NORTH MIAMI-DADE — Two years after demolition began on a rundown housing project on the south of Opa-locka, government officials joined developers and residents for the official opening of a new complex on Valentine’s Day seen as the culmination of a labor of love.
Kings Terrace and its 15 modern buildings, 13 of them residencies for around 300 families, rose on the site of the former Westview Terrace Apartments, spread over 15 acres, at 12555 N.W. 27th Ave. in unincorporated north Miami-Dade.
Russell Benford, deputy mayor of Miami-Dade County, and Jean Monestime, a county commissioner, joined partners from the Pinnacle Housing Group for the grand opening.
David Deutch, an official with Pinnacle Housing, said demolition of Westview started February 2011 and was finished by June that year.
By that October, ground was broken for what would become Kings Terrace. Residents began moving in by late summer of 2012 and, Deutch said, the final certificate of occupancy came last December. Staff members at Kings Terrace said that the last person to move in arrived on New Year’s Eve.
Tenants will pay $718 per month for a one-bedroom apartment, $843 for a two-bedroom apartment, $953 for a three-bedroom apartment and $1031 for a four-bedroom apartment. Mitchell Friedman, of Pinnacle Housing, called the old Westview Terrace Apartments “a typical urban slum,” filled with what Barry Krinsky of Citibank said were “crime, drug-dealing” and homicides.

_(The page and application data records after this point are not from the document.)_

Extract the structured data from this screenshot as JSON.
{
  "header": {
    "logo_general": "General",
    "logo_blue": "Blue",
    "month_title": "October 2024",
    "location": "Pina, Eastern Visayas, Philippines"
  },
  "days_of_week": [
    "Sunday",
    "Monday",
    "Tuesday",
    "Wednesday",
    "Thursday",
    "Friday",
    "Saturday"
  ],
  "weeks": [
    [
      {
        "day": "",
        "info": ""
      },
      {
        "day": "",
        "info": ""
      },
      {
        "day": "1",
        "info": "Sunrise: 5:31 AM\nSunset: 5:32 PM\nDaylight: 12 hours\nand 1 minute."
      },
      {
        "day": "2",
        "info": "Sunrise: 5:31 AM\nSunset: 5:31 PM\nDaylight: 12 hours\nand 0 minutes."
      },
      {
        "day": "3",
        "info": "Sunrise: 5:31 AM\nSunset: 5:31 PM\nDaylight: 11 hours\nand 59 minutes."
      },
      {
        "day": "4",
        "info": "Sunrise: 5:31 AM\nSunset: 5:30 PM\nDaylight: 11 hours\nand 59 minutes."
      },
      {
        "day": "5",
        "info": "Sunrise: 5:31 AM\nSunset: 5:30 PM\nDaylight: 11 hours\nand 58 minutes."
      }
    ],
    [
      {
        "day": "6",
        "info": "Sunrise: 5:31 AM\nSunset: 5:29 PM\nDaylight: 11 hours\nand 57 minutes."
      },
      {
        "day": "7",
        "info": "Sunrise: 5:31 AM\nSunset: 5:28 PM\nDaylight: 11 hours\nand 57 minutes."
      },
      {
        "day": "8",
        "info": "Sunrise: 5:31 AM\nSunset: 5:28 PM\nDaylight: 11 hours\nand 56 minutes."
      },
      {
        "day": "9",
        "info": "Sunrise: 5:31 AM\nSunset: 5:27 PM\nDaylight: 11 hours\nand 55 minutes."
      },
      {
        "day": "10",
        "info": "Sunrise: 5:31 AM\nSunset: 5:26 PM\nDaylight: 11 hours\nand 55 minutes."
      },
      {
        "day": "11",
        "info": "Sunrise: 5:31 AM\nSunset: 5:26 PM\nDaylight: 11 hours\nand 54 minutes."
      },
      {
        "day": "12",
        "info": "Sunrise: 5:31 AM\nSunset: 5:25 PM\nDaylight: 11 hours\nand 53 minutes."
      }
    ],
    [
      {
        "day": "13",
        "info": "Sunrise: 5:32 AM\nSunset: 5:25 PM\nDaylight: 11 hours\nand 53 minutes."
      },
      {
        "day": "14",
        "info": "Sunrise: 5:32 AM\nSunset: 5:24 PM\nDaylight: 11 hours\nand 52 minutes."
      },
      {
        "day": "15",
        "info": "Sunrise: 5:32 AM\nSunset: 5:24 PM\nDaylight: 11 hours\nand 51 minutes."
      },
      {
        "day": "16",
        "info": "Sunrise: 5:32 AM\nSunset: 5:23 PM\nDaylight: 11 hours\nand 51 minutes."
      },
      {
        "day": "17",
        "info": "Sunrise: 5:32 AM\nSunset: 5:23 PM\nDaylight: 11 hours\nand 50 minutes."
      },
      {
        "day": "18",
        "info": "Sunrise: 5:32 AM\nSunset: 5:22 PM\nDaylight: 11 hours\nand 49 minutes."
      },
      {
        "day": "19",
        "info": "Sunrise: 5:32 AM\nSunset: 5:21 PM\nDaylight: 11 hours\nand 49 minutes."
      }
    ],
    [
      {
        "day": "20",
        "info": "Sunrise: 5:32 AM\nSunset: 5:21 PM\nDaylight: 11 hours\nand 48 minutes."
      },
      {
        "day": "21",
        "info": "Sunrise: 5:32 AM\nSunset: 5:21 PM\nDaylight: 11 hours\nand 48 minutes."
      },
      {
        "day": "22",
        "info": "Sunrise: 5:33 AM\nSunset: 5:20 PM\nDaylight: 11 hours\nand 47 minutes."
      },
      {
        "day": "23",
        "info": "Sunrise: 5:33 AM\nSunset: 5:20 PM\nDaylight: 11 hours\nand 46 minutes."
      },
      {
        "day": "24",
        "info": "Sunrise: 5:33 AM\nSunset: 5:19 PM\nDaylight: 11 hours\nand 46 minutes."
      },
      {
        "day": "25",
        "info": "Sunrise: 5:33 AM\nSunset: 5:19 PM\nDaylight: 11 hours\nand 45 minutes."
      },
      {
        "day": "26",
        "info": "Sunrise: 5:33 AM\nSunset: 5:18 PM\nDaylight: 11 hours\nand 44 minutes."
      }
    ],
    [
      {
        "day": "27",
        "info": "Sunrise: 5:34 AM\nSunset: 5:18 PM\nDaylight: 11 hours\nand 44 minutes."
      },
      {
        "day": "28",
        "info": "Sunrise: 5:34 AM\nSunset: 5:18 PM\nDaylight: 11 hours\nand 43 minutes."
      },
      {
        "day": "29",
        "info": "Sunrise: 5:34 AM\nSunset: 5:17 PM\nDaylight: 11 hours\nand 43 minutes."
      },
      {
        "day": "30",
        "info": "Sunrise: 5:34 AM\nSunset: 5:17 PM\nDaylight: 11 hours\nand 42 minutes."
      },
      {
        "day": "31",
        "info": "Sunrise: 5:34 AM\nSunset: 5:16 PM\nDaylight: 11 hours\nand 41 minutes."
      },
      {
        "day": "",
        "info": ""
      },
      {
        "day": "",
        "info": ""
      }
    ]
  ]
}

Krinsky said that as conditions worsened at Westview Terrace, Miami-Dade County “took action” in 2009.
Friedman talked about the initial stages of that process. “Why can’t you renovate?” was a question he said was posed at first. Ultimately, Friedman said, it was decided “to make a statement.” Westview Terrace Apartments would be “torn down and a new community would be built.”
Still, for all the crime and danger at Westview Terrace, 274 families lived there. Where would they go? “We spent an enormous amount of time planning,” said Deutch, who, along with Benford and Friedman, spoke about the unique process required for any relocation related to a project using federal dollars, such as Kings Terrace.
The Uniform Relocation Act of 1970 outlines guidelines and requirements for what the Department of Housing and Urban Development refers to “residential displacements.”
The requirements include that “displaced tenants” must receive relocation advice, a minimum three-month documented notice of displacement, reimbursement of moving costs and “payments for the added cost of renting or purchasing comparable replacement housing.” That would cost the developers about $2.5 million.
The developers said just about a dozen Westview Terrace families returned to the new complex.
Louis Wolfson III, another partner in Pinnacle Housing, called Kings Terrace “magnificent affordable housing.”
With features such as hurricane-proof windows, refrigerators, dishwashers, stoves and microwaves in every apartment and vaulted ceilings to keep air-conditioning costs down, the cost of living at Kings Terrace is low by Miami standards– a four-bedroom apartment currently rents for just over $1,000 monthly.
Plans are also in the works for a mural painting project that would allow residents’ children to work with professional artists to add extra aesthetic qualities to the complex.
Wolfson said that participating children will be paid $8 an hour and will gain experience in creating “art in public places.”
The project cost some $50 million and it was financed by what Friedman called the “most trying financial gymnastics.”
Deutch said that $12 million came from Citibank via a loan with the Federal Mortgage Corporation, Wells Fargo purchased $16.8 million worth of low-income housing tax credits, and Miami-Dade County provided $17 million of Neighborhood Stabilization Project funds it received from HUD a few years ago. The Florida Housing Finance Corporation pitched in with another $5 million. Deutch said because Miami-Dade’s share of the money came from "stimulus dollars and not from tax dollars or general revenue,” Kings Terrace has not hurt the county’s budget.
Against the backdrop of a new community recreation center in the heart of the complex, Monestime and others hailed what Pinnacle’s Michael Wohl called “the best example of… cooperation” by the public and private sectors.
Christel Hamilton is pleased with the fruits of that cooperation, for now, and is happy to be in her new home. Born and raised in West Coconut Grove, she spent three years living in Cutler Ridge in South Miami-Dade County, where she “wasn’t happy with the crime,” and moved to Kings Terrace last year.
While expressing patience with her new landlord, she wants to see a sustained effort to keep everything in great shape, including from residents.
The future for Kings Terrace is bright “if they get the tenants involved,” she said.